Five for five in average or hitters umpires. Will Little is the left field umpire for the Wild Card Game. Literally right above Gerry Davis in ERA (4.22) and a 1.30 WHIP, Little is another hitters specialty. Batters with Little behind the plate have an 8.5/H9, 3.2/BB9 and 8.4/K9 line. Hitters are batting .246/.312/.400 with Little behind the plate. Again, great numbers if this were a full series rather than just one game.
However, the heave-ho would be an accurate description of Will Little. He made his MLB debut on June 24, 2013 in a game between the Cleveland Indians and Baltimore Orioles as part of Ted Barrett’s crew. A native of Fall Branch, Tennessee, Little has racked up 29 ejections in six seasons, including eight this season. 28 of the 29 ejections are over balls and strikes or a check swing. The only one that has not been for that was ejecting Mike Matheny on August 1, 2014 for a balk call. The irony is that most of the calls in 2018 were correctly called.
Pat Hoberg – No. 31 (RF)
Well, we get 6 for 6 for umpires whose strike zones tend to favour hitters. Pat Hoberg is our right field umpire in the Wild Card Game, which is his first postseason assignment. (We may have Gibson in his last and have Hoberg in his first.) Batters have a 4.21 ERA (tied with Gerry Davis and John Tumpane) and a 1.32 WHIP with Hoberg behind the plate. The strike zone definition here is: miniscule. Batters have an 8.3/H9, 3.6/BB9 (!!!) and an 8.1/K9 rate. That strike zone is small. Really small. Batters have a .243/.317/.406 batting line, which backs it up.

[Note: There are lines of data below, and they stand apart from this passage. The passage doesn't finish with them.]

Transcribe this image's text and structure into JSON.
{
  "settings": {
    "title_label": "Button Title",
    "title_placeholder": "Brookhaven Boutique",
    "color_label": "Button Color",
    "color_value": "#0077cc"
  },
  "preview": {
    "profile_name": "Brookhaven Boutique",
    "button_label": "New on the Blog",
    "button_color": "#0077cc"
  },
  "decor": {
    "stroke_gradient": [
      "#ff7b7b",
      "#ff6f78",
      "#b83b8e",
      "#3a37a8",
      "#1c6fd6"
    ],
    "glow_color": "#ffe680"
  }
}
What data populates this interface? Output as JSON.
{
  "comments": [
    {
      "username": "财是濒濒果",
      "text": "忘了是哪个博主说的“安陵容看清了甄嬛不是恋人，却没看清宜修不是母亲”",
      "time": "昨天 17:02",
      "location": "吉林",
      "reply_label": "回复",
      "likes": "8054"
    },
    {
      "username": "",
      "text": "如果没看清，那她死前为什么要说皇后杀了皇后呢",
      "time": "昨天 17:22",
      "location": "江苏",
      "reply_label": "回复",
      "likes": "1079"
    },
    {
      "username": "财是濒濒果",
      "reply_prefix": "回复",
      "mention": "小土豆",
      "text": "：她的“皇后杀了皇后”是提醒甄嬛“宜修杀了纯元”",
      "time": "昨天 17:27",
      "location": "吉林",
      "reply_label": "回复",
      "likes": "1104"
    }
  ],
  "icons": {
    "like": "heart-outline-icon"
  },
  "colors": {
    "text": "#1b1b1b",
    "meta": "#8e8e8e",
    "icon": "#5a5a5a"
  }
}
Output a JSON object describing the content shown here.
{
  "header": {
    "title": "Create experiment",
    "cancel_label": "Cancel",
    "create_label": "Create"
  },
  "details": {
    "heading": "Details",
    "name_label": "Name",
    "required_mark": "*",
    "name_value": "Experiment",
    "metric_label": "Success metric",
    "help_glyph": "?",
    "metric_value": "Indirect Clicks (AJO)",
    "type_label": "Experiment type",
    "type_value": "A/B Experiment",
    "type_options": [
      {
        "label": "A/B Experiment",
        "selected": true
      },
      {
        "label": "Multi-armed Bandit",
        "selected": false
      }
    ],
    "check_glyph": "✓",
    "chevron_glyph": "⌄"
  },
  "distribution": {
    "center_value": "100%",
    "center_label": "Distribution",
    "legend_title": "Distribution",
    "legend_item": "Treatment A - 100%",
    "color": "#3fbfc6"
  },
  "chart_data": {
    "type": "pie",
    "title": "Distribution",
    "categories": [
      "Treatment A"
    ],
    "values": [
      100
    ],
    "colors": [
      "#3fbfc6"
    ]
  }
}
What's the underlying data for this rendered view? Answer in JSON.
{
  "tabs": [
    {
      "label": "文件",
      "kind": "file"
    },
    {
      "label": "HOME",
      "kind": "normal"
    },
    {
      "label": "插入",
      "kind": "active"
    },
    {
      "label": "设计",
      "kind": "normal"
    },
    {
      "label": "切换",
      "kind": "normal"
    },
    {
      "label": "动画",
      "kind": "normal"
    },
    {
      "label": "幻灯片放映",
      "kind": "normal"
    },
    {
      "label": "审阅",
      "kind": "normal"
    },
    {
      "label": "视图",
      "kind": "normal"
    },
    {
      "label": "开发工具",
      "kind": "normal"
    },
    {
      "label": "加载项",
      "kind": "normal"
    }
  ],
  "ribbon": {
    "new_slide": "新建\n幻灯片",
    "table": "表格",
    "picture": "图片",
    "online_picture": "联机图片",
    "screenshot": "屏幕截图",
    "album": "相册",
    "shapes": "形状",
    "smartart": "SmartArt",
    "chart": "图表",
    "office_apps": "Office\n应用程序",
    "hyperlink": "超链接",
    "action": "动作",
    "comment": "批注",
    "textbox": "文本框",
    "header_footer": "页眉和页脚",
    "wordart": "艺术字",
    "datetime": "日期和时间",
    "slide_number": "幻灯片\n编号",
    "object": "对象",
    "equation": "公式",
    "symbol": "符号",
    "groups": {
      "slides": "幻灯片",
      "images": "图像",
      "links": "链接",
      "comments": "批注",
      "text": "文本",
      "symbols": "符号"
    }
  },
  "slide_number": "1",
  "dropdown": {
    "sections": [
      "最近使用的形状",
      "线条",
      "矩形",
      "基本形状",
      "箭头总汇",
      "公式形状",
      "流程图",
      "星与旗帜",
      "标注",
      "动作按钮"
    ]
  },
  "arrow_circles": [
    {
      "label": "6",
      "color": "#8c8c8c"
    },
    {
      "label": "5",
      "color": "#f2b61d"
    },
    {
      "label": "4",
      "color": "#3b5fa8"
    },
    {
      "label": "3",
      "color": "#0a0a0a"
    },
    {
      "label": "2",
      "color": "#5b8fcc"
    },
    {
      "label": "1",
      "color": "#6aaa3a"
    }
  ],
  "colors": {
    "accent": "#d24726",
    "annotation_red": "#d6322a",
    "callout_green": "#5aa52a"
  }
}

Well, as I have repeated again and again, the Yankees would in the benefit of not one, not two, but six strike zones that all favour hitters if this were a full postseason. Hopefully if they advance, we get to see some of them again. If they do advance, Angel Hernandez awaits in Boston.